New UT-Austin research initiative to advance development of biologic therapies

Rylie Lillibridge, Senior News Reporter

A new UT Austin research initiative will provide funding and support for research into vaccinations and treatments for a wide range of diseases.

Texas Biologics is a research effort from the College of Natural Sciences and the Cockrell School of Engineering that focuses on the research and development of biologic therapeutics for illnesses such as infectious diseases, cancer and neurodegeneration.

Therapeutics are “treatments to either alleviate or prevent a disease,” said Emily Cole, the director of strategic research initiatives in the College of Natural Sciences. Biologics are products that come from a natural source, like a human, animal or microorganism, according to the FDA. Other types of biologic therapeutics include antibodies, enzymes and peptides, all of which provide ways for the body to fight off an illness.

One of the viruses that Texas Biologics is working to develop therapeutics for is human metapneumovirus, or hMPV. According to a recently published study by Texas Biologics researchers, the virus causes acute respiratory infections in infants and older adults. Currently, there are no available therapeutics for hMPV.

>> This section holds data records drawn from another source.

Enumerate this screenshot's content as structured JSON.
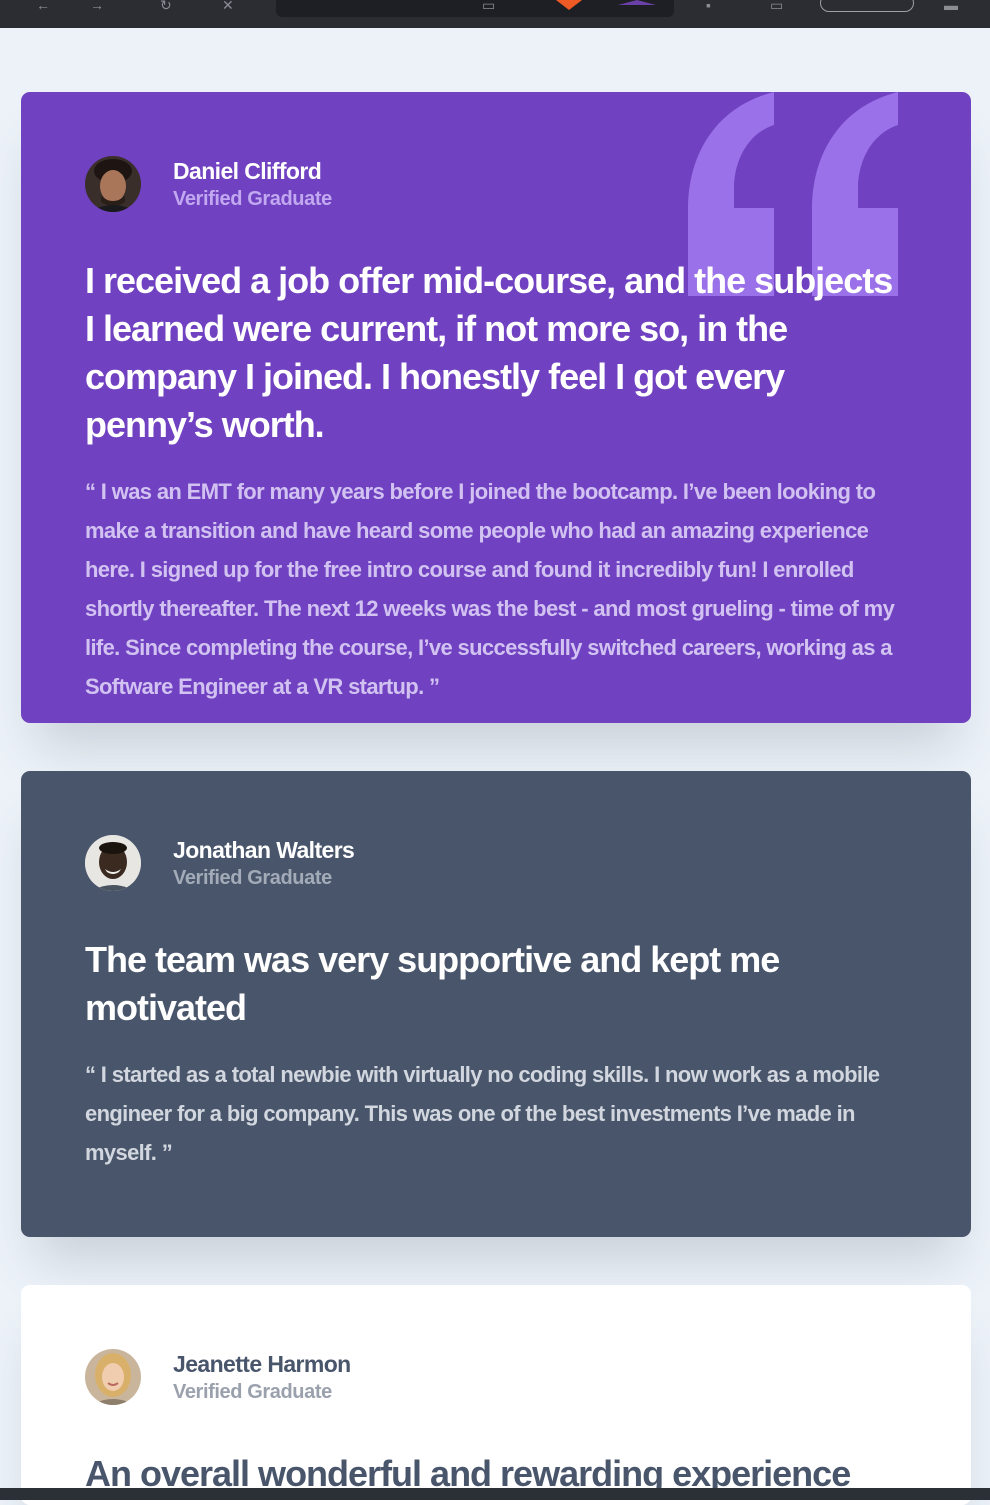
{
  "colors": {
    "page_background": "#ECF2F8",
    "daniel_card": "#7041C0",
    "daniel_quote_mark": "#9B71EA",
    "jonathan_card": "#48556A",
    "jeanette_card": "#FFFFFF"
  },
  "testimonials": [
    {
      "name": "Daniel Clifford",
      "role": "Verified Graduate",
      "headline": "I received a job offer mid-course, and the subjects I learned were current, if not more so, in the company I joined. I honestly feel I got every penny’s worth.",
      "body": "“ I was an EMT for many years before I joined the bootcamp. I’ve been looking to make a transition and have heard some people who had an amazing experience here. I signed up for the free intro course and found it incredibly fun! I enrolled shortly thereafter. The next 12 weeks was the best - and most grueling - time of my life. Since completing the course, I’ve successfully switched careers, working as a Software Engineer at a VR startup. ”"
    },
    {
      "name": "Jonathan Walters",
      "role": "Verified Graduate",
      "headline": "The team was very supportive and kept me motivated",
      "body": "“ I started as a total newbie with virtually no coding skills. I now work as a mobile engineer for a big company. This was one of the best investments I’ve made in myself. ”"
    },
    {
      "name": "Jeanette Harmon",
      "role": "Verified Graduate",
      "headline": "An overall wonderful and rewarding experience"
    }
  ]
}
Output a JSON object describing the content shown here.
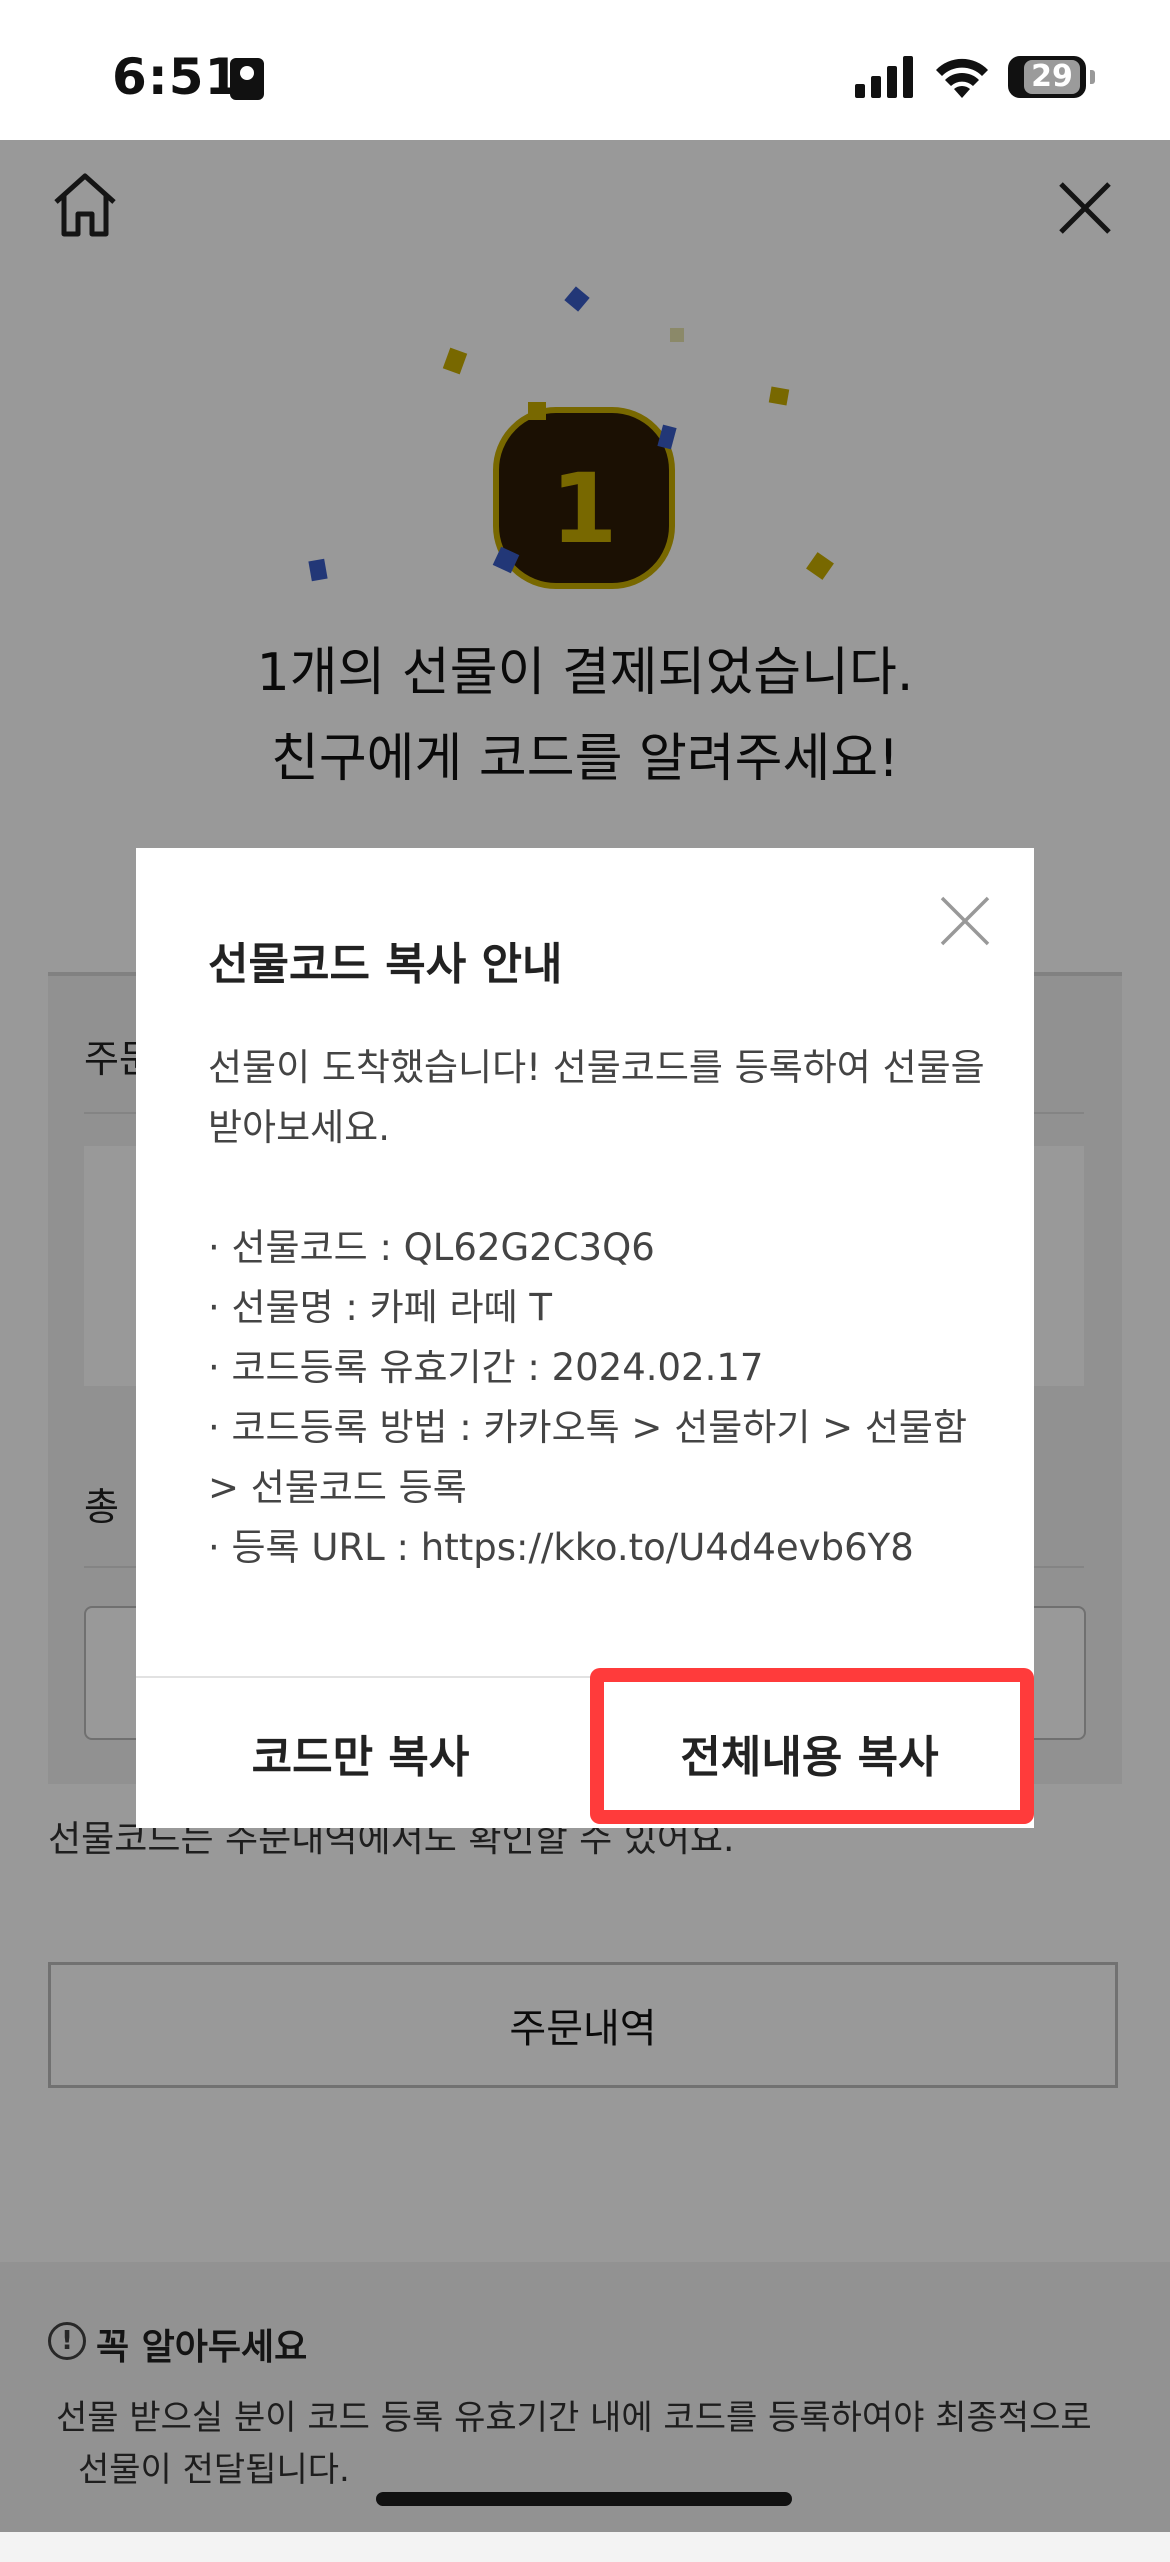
{
  "status_bar": {
    "time": "6:51",
    "battery": "29"
  },
  "page": {
    "headline_line1": "1개의 선물이 결제되었습니다.",
    "headline_line2": "친구에게 코드를 알려주세요!",
    "badge_number": "1",
    "order_label": "주문",
    "total_label": "총",
    "footer_note": "선물코드는 주문내역에서도 확인할 수 있어요.",
    "order_history_button": "주문내역",
    "notice": {
      "title": "꼭 알아두세요",
      "line1": "선물 받으실 분이 코드 등록 유효기간 내에 코드를 등록하여야 최종적으로",
      "line2": "선물이 전달됩니다."
    }
  },
  "modal": {
    "title": "선물코드 복사 안내",
    "message": "선물이 도착했습니다! 선물코드를 등록하여 선물을 받아보세요.",
    "items": [
      "· 선물코드 : QL62G2C3Q6",
      "· 선물명 : 카페 라떼 T",
      "· 코드등록 유효기간 : 2024.02.17",
      "· 코드등록 방법 : 카카오톡 > 선물하기 > 선물함 > 선물코드 등록",
      "· 등록 URL : https://kko.to/U4d4evb6Y8"
    ],
    "copy_code_button": "코드만 복사",
    "copy_all_button": "전체내용 복사"
  },
  "colors": {
    "highlight": "#ff3b3b",
    "badge_bg": "#2d1b05",
    "badge_text": "#c9a800",
    "confetti_yellow": "#c9ad00",
    "confetti_blue": "#3a5cc7"
  }
}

Research from Jason McLellan’s lab, a professor for molecular biosciences, used antibodies from people naturally infected with hMPV to gain insights into how the immune system responds to the virus, said Scott Rush, a graduate student researcher in the McLellan lab.

“Having all these antibodies that we isolate from these donors, we could have real potential neutralizing antibodies that can be used for therapeutics, or potentially engineer the antibodies that we isolated further to increase their potency as effective therapeutics,” Rush said.

Developing therapeutics for viruses is just one of Texas Biologics research endeavors. The program awarded four pilot grants to support research in topics ranging from pancreatic cancer to the enhancement of epithelial cells that line the body. Cole said the creation of Texas Biologics could help bring awareness to a broader variety of available therapeutics.

“In general, this term ‘biologics’ is starting to be kind of understood more by the general population,” Cole said. “There’s plenty that are out in the marketplace, but maybe patients aren’t aware that they are a biologic therapy.”

The program recently launched a partnership with the Health Transformation Research Institute in Dell Medical School that will allow clinicians and researchers to work together to address critical challenges presented by diseases, Cole said.

“We’re trying to get more therapies into the clinic that are developed here at UT,” Cole said.“Making sure our faculty, researchers and students are supported in their work to develop these new therapies to make those connections to clinicians at Dell (Medical School) in order to get them into clinical trials and ultimately to the patient.”